Write each entry out again, exactly as it is written.

________________________

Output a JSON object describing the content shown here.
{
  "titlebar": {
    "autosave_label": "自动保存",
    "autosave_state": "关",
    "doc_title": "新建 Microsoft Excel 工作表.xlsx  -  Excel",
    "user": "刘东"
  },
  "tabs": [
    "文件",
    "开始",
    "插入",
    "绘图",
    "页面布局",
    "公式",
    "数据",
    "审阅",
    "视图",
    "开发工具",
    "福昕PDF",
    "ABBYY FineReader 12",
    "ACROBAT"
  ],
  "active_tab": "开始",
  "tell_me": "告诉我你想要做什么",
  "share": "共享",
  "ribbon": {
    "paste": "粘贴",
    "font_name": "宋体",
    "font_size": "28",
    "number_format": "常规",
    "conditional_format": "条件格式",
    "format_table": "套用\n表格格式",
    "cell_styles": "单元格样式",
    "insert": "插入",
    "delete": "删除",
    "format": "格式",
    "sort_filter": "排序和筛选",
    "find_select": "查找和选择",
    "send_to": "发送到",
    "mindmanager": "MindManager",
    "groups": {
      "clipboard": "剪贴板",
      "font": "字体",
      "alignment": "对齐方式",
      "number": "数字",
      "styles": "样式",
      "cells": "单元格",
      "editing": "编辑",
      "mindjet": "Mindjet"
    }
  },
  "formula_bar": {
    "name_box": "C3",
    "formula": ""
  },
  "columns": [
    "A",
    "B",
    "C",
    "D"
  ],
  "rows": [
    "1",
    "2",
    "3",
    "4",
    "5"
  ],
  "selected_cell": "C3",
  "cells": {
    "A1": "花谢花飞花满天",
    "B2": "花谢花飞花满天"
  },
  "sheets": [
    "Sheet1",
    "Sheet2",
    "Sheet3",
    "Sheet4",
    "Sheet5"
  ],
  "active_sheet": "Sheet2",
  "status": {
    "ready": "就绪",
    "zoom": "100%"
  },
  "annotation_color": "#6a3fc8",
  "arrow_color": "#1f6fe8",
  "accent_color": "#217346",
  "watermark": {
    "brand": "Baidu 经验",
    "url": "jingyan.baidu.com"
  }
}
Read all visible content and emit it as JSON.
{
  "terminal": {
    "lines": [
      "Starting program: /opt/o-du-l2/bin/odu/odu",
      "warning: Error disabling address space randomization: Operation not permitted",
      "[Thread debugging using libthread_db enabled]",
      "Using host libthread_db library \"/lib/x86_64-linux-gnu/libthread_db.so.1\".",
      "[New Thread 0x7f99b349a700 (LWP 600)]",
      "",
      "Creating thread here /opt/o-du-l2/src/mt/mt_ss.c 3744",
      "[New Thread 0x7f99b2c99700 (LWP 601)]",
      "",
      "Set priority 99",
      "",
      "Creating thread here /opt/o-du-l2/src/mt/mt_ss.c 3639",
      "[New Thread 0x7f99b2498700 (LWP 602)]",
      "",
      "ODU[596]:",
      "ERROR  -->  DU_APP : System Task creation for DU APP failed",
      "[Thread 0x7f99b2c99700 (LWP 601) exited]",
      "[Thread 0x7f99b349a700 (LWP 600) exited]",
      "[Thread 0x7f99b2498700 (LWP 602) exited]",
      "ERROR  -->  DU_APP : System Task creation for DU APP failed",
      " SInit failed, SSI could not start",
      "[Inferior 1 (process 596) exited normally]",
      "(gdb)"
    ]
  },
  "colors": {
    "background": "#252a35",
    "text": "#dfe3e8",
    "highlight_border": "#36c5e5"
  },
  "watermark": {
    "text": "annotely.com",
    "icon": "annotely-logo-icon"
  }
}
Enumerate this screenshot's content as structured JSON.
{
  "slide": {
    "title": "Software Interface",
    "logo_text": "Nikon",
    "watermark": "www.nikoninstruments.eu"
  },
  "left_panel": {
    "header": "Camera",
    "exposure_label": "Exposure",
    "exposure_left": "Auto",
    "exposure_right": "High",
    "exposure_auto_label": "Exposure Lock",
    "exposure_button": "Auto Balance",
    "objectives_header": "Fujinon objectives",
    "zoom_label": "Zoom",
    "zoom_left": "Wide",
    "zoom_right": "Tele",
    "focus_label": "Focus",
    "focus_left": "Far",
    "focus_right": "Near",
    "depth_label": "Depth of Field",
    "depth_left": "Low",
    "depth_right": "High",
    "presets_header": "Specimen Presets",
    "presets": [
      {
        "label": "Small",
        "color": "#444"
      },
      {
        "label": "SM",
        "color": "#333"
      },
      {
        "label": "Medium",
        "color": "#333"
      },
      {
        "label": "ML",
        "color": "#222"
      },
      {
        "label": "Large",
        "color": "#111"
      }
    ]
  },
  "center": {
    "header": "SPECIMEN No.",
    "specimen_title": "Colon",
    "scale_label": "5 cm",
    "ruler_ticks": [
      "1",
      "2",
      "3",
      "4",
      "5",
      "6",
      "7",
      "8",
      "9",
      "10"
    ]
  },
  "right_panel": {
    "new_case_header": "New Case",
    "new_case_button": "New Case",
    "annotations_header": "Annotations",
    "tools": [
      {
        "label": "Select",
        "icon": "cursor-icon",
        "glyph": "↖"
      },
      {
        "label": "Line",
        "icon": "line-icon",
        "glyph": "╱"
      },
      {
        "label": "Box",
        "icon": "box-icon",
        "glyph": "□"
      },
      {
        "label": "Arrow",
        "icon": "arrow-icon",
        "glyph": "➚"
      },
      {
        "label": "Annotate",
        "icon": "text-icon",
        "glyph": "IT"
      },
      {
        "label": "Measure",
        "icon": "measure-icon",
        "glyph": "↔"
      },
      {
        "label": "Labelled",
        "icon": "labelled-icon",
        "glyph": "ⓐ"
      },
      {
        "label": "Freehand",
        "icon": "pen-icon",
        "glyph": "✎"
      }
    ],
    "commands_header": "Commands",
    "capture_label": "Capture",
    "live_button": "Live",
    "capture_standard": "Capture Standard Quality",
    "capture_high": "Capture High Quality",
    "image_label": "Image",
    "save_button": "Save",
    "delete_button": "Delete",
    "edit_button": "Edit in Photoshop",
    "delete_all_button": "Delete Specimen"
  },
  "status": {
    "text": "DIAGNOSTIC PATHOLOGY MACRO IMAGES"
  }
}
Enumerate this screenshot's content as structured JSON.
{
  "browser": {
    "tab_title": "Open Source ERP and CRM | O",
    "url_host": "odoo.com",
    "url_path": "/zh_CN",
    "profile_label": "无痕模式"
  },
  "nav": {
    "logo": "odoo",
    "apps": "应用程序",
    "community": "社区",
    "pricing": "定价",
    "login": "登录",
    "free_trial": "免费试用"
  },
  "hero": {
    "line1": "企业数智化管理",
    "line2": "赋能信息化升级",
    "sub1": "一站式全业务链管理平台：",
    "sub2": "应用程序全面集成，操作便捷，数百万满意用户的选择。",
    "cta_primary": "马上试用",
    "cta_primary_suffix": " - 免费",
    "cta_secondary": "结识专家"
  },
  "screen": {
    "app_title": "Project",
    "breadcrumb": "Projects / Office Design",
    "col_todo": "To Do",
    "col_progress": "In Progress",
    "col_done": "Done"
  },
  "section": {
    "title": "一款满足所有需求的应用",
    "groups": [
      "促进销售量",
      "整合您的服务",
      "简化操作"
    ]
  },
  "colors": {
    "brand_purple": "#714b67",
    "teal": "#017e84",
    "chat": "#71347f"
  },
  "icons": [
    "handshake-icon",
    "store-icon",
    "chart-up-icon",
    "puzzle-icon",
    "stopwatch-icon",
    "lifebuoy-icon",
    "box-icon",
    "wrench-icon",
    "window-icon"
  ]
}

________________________

### Result below
Output a JSON object describing the content shown here.
{
  "titlebar": {
    "autosave_label": "自动保存",
    "autosave_state": "关",
    "doc_title": "新建 Microsoft Excel 工作表.xlsx  -  Excel",
    "user": "刘东"
  },
  "tabs": [
    "文件",
    "开始",
    "插入",
    "绘图",
    "页面布局",
    "公式",
    "数据",
    "审阅",
    "视图",
    "开发工具",
    "福昕PDF",
    "ABBYY FineReader 12",
    "ACROBAT"
  ],
  "active_tab": "开始",
  "tell_me": "告诉我你想要做什么",
  "share": "共享",
  "ribbon": {
    "paste": "粘贴",
    "font_name": "宋体",
    "font_size": "28",
    "number_format": "常规",
    "conditional_format": "条件格式",
    "format_table": "套用\n表格格式",
    "cell_styles": "单元格样式",
    "insert": "插入",
    "delete": "删除",
    "format": "格式",
    "sort_filter": "排序和筛选",
    "find_select": "查找和选择",
    "send_to": "发送到",
    "mindmanager": "MindManager",
    "groups": {
      "clipboard": "剪贴板",
      "font": "字体",
      "alignment": "对齐方式",
      "number": "数字",
      "styles": "样式",
      "cells": "单元格",
      "editing": "编辑",
      "mindjet": "Mindjet"
    }
  },
  "formula_bar": {
    "name_box": "C3",
    "formula": ""
  },
  "columns": [
    "A",
    "B",
    "C",
    "D"
  ],
  "rows": [
    "1",
    "2",
    "3",
    "4",
    "5"
  ],
  "selected_cell": "C3",
  "cells": {
    "A1": "花谢花飞花满天",
    "B2": "花谢花飞花满天"
  },
  "sheets": [
    "Sheet1",
    "Sheet2",
    "Sheet3",
    "Sheet4",
    "Sheet5"
  ],
  "active_sheet": "Sheet2",
  "status": {
    "ready": "就绪",
    "zoom": "100%"
  },
  "annotation_color": "#6a3fc8",
  "arrow_color": "#1f6fe8",
  "accent_color": "#217346",
  "watermark": {
    "brand": "Baidu 经验",
    "url": "jingyan.baidu.com"
  }
}
Read all visible content and emit it as JSON.
{
  "terminal": {
    "lines": [
      "Starting program: /opt/o-du-l2/bin/odu/odu",
      "warning: Error disabling address space randomization: Operation not permitted",
      "[Thread debugging using libthread_db enabled]",
      "Using host libthread_db library \"/lib/x86_64-linux-gnu/libthread_db.so.1\".",
      "[New Thread 0x7f99b349a700 (LWP 600)]",
      "",
      "Creating thread here /opt/o-du-l2/src/mt/mt_ss.c 3744",
      "[New Thread 0x7f99b2c99700 (LWP 601)]",
      "",
      "Set priority 99",
      "",
      "Creating thread here /opt/o-du-l2/src/mt/mt_ss.c 3639",
      "[New Thread 0x7f99b2498700 (LWP 602)]",
      "",
      "ODU[596]:",
      "ERROR  -->  DU_APP : System Task creation for DU APP failed",
      "[Thread 0x7f99b2c99700 (LWP 601) exited]",
      "[Thread 0x7f99b349a700 (LWP 600) exited]",
      "[Thread 0x7f99b2498700 (LWP 602) exited]",
      "ERROR  -->  DU_APP : System Task creation for DU APP failed",
      " SInit failed, SSI could not start",
      "[Inferior 1 (process 596) exited normally]",
      "(gdb)"
    ]
  },
  "colors": {
    "background": "#252a35",
    "text": "#dfe3e8",
    "highlight_border": "#36c5e5"
  },
  "watermark": {
    "text": "annotely.com",
    "icon": "annotely-logo-icon"
  }
}
Enumerate this screenshot's content as structured JSON.
{
  "slide": {
    "title": "Software Interface",
    "logo_text": "Nikon",
    "watermark": "www.nikoninstruments.eu"
  },
  "left_panel": {
    "header": "Camera",
    "exposure_label": "Exposure",
    "exposure_left": "Auto",
    "exposure_right": "High",
    "exposure_auto_label": "Exposure Lock",
    "exposure_button": "Auto Balance",
    "objectives_header": "Fujinon objectives",
    "zoom_label": "Zoom",
    "zoom_left": "Wide",
    "zoom_right": "Tele",
    "focus_label": "Focus",
    "focus_left": "Far",
    "focus_right": "Near",
    "depth_label": "Depth of Field",
    "depth_left": "Low",
    "depth_right": "High",
    "presets_header": "Specimen Presets",
    "presets": [
      {
        "label": "Small",
        "color": "#444"
      },
      {
        "label": "SM",
        "color": "#333"
      },
      {
        "label": "Medium",
        "color": "#333"
      },
      {
        "label": "ML",
        "color": "#222"
      },
      {
        "label": "Large",
        "color": "#111"
      }
    ]
  },
  "center": {
    "header": "SPECIMEN No.",
    "specimen_title": "Colon",
    "scale_label": "5 cm",
    "ruler_ticks": [
      "1",
      "2",
      "3",
      "4",
      "5",
      "6",
      "7",
      "8",
      "9",
      "10"
    ]
  },
  "right_panel": {
    "new_case_header": "New Case",
    "new_case_button": "New Case",
    "annotations_header": "Annotations",
    "tools": [
      {
        "label": "Select",
        "icon": "cursor-icon",
        "glyph": "↖"
      },
      {
        "label": "Line",
        "icon": "line-icon",
        "glyph": "╱"
      },
      {
        "label": "Box",
        "icon": "box-icon",
        "glyph": "□"
      },
      {
        "label": "Arrow",
        "icon": "arrow-icon",
        "glyph": "➚"
      },
      {
        "label": "Annotate",
        "icon": "text-icon",
        "glyph": "IT"
      },
      {
        "label": "Measure",
        "icon": "measure-icon",
        "glyph": "↔"
      },
      {
        "label": "Labelled",
        "icon": "labelled-icon",
        "glyph": "ⓐ"
      },
      {
        "label": "Freehand",
        "icon": "pen-icon",
        "glyph": "✎"
      }
    ],
    "commands_header": "Commands",
    "capture_label": "Capture",
    "live_button": "Live",
    "capture_standard": "Capture Standard Quality",
    "capture_high": "Capture High Quality",
    "image_label": "Image",
    "save_button": "Save",
    "delete_button": "Delete",
    "edit_button": "Edit in Photoshop",
    "delete_all_button": "Delete Specimen"
  },
  "status": {
    "text": "DIAGNOSTIC PATHOLOGY MACRO IMAGES"
  }
}
Enumerate this screenshot's content as structured JSON.
{
  "browser": {
    "tab_title": "Open Source ERP and CRM | O",
    "url_host": "odoo.com",
    "url_path": "/zh_CN",
    "profile_label": "无痕模式"
  },
  "nav": {
    "logo": "odoo",
    "apps": "应用程序",
    "community": "社区",
    "pricing": "定价",
    "login": "登录",
    "free_trial": "免费试用"
  },
  "hero": {
    "line1": "企业数智化管理",
    "line2": "赋能信息化升级",
    "sub1": "一站式全业务链管理平台：",
    "sub2": "应用程序全面集成，操作便捷，数百万满意用户的选择。",
    "cta_primary": "马上试用",
    "cta_primary_suffix": " - 免费",
    "cta_secondary": "结识专家"
  },
  "screen": {
    "app_title": "Project",
    "breadcrumb": "Projects / Office Design",
    "col_todo": "To Do",
    "col_progress": "In Progress",
    "col_done": "Done"
  },
  "section": {
    "title": "一款满足所有需求的应用",
    "groups": [
      "促进销售量",
      "整合您的服务",
      "简化操作"
    ]
  },
  "colors": {
    "brand_purple": "#714b67",
    "teal": "#017e84",
    "chat": "#71347f"
  },
  "icons": [
    "handshake-icon",
    "store-icon",
    "chart-up-icon",
    "puzzle-icon",
    "stopwatch-icon",
    "lifebuoy-icon",
    "box-icon",
    "wrench-icon",
    "window-icon"
  ]
}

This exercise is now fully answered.